By Nita Chicooree-Mercier
Notwithstanding the economic prospect of doom and gloom prophesized by experts from misty London, and the no less hopeless future awaiting the ‘overcrowded barracoon’ depicted by V.S Naipaul, Mauritius managed to make its way up as a fairly successful post-colonial small country. Stable institutions, political goodwill and visionary politicians combined with the ambition and dynamism of forward-looking key businessmen contributed to diversify the basic pillars of the agriculture-based economy into various competitive sectors. Both the political class and private sector subscribe to the pragmatic observation made during a visit by a political analyst of Indian origin at the House of Lords to the effect that Mauritius can never afford to relax.
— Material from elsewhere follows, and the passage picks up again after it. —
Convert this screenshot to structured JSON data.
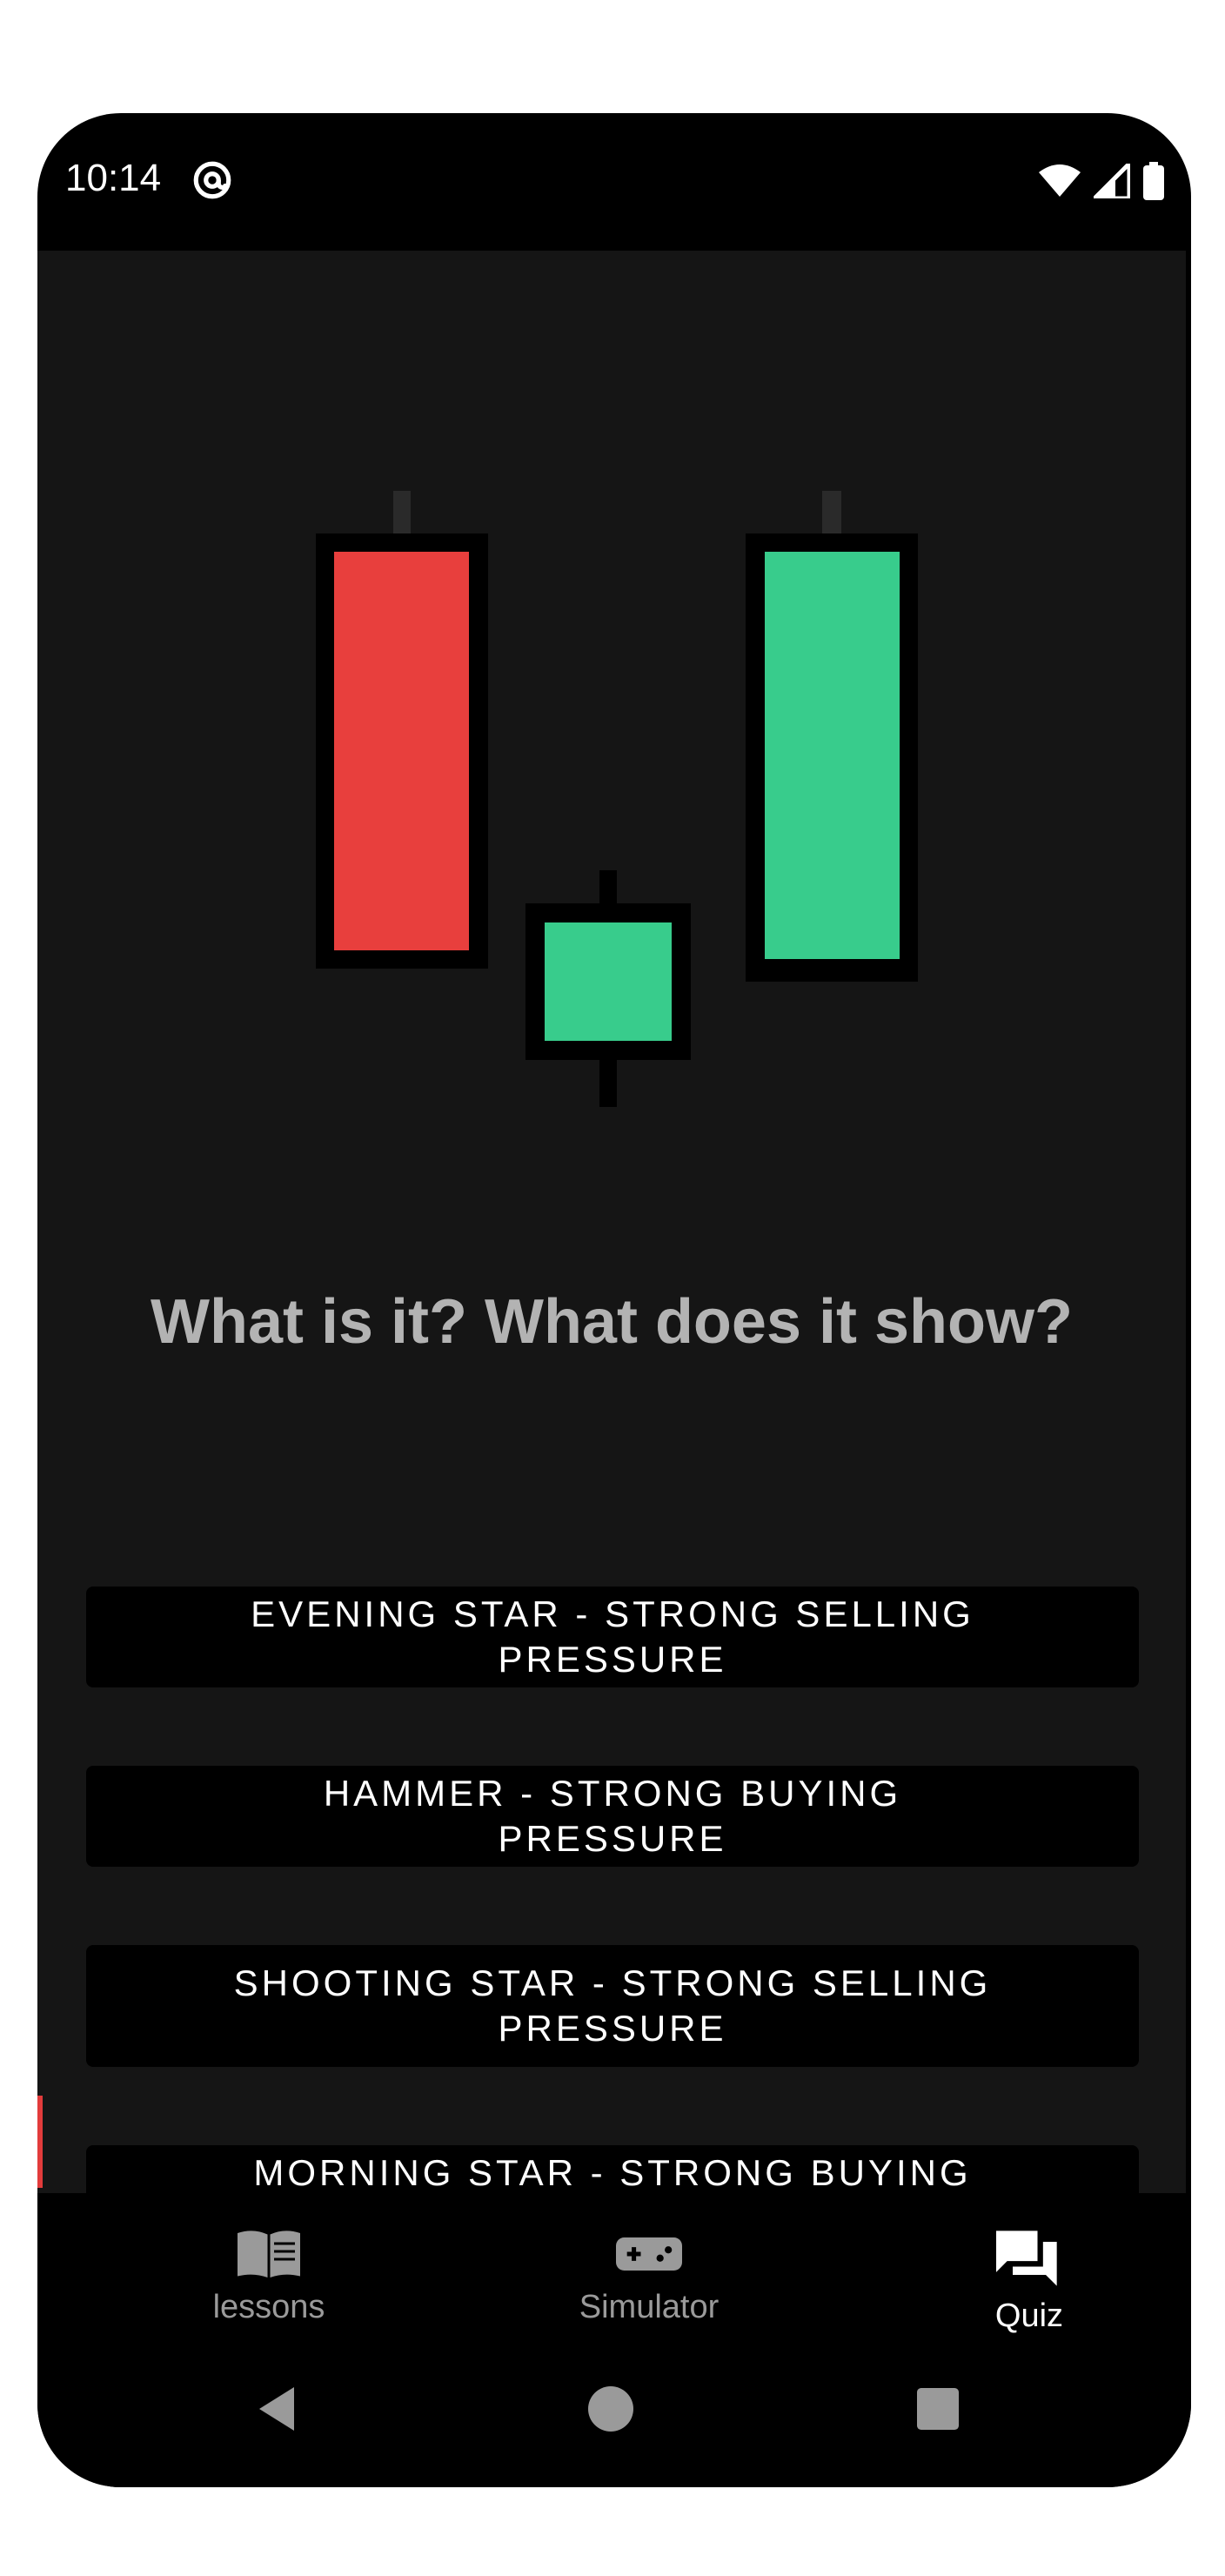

With scarce resources, the country has to constantly adjust and find new ways to survive in an increasingly competitive world.
A few points are worth discussing as regards the future of the younger generation. The 5-credit requirement to qualify for the two-year HSC course has been amply debated. Concerns are raised over the necessity to repeat SC for candidates with 4 credits and high grades in subjects they consider taking for HSC. Does it not unnecessarily make it compulsory for them to repeat a class and waste one year? Is it fair to put an end to further education of quite a high number of 15 year-old students? The system deprives others of basic general knowledge which Genaral Paper (GP) provides HSC students. Many of them have no wish to join Ecole Hôtelière Sir Gaëtan Duval and make a living in the hotel industry; neither are they dreaming of working in factories. So the low percentage of students qualifying for HSC in the present system is quite worrying.
It should also be of great concern that scarce room is made for History in the GP syllabus. HSC holders start off on their own as young adults with bare knowledge of the world they are living in. No wonder they may fall for any wild conspiracy theory or random interpretation of worldly affairs, on free offers in social networks which manipulate and misguide rather than give factual information based on history taught through the prism of Reason in a school room. A history of Mauritius and the general features of countries where the ancestors of different ethnic groups hailed from needs to be made a compulsory element in GP, at least in Lower Six (now Grade 11).
Philosophy is totally ignored in the educational system. It is quite illogical in a country where a big chunk of the population are heirs to a tradition of philosophers and thinkers. Philosophy helps to develop a critical mind and brings clarity in our thoughts. Its absence leaves a void which is likely to be filled with indoctrination and manipulation, and create confused minds. The last year at school is most appropriate to impart basic knowledge of what should be an indispensable subject for the young minds which will take the lead of the country’s future. In this respect, both teachers’ training and the HSC syllabus need to be reviewed.
Even if they amount to 5% of the student population, an elite class of students in both Arts and Science, or the Humanities at University of Mauritius deserves to be taught classical languages including Sanskrit, besides Latin and Greek. Knowledge of philosophy and history is best served by adding classical languages to generate a class of citizens endowed with refined and learned minds. In a world where ignorance is bliss, it is a matter of responsibility and duty of a country’s leadership to ensure that citizens are not misguided by false theories and propaganda which circulate in the garb of reality and truth. Education at the highest level cannot be envisaged in a solely utilitarian approach, a materialist stance which cares only for visible gains.
As has been already mentioned in this column, a policy in the development of high technology has to be thoroughly elaborated, and job prospects made clear to young students who wish to pursue their studies in this field. In a work culture highly marked by seniority in the public sector, which facilitates the promotion of any incompetent functionary on the sole basis of having occupied the seat over a longer period, there is urgent need for a change in mindset.
Last but not least, general knowledge of the human anatomy can hardly be considered a matter of pride in the country if we go by the personal interpretation our compatriots deliver on every health issue affecting them. A basic knowledge of how kidneys, liver, lungs, heart, stomach, intestines function and where they are located as well as of the main muscles of the body would certainly help to be attentive to one’s health. While we are very good at counselling one and all on what to do about every illness, and we display a sincere curiosity in the exploration of body and soul, we might be missing basic points.
Last Sunday at the open air market of Fond du Sac, a middle-aged man, a yoga teacher was standing by his adolescent son who was distributing flyers to folks around. The flyers mention courses on the human anatomy, blood circulation, the causes of diabetes, etc. In a conversation which ensued, he explained why he deemed it important to raise awareness on health issues and the importance of yoga exercises. Basic knowledge of the anatomy and so on should have been imparted to citizens at an early age, he said. We cannot but agree. It is never too late to review our approach to education and knowledge.
* Published in print edition on 12 March 2020